Search the entries for the word "JSON". Copy every line where it turns up.

----

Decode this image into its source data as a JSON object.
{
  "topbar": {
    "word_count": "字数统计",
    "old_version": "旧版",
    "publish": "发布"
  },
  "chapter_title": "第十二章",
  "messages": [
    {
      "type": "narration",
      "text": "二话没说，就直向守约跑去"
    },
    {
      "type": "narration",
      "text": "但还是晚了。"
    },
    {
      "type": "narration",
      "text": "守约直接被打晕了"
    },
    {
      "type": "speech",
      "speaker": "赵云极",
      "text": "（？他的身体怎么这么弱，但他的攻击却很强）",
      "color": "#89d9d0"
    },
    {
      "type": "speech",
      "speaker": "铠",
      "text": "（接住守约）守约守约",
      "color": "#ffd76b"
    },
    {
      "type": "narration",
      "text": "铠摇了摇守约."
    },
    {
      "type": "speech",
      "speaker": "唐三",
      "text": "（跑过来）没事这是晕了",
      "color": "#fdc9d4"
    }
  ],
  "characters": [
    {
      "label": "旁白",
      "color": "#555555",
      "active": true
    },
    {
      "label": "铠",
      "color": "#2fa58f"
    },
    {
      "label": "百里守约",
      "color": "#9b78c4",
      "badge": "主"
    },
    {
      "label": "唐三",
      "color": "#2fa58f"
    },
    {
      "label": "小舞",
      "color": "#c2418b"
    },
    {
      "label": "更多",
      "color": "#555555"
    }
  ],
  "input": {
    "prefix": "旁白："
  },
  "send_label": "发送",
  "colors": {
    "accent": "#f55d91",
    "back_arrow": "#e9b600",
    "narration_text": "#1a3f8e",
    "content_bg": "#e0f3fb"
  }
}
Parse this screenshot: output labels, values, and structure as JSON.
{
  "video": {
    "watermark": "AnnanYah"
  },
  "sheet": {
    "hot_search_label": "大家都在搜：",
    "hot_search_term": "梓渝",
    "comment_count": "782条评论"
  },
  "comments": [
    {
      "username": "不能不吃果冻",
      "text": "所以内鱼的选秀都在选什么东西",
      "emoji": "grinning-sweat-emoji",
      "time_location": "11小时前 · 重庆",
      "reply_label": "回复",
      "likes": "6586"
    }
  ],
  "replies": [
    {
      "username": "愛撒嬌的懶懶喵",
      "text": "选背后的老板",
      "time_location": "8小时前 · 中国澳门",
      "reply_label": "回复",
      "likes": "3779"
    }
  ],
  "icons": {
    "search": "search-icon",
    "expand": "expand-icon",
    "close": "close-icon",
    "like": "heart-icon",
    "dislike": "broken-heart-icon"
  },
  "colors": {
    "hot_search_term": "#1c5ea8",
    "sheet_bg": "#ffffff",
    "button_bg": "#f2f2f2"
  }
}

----

**RESULT OF THIS TASK**:
Decode this image into its source data as a JSON object.
Parse this screenshot: output labels, values, and structure as JSON.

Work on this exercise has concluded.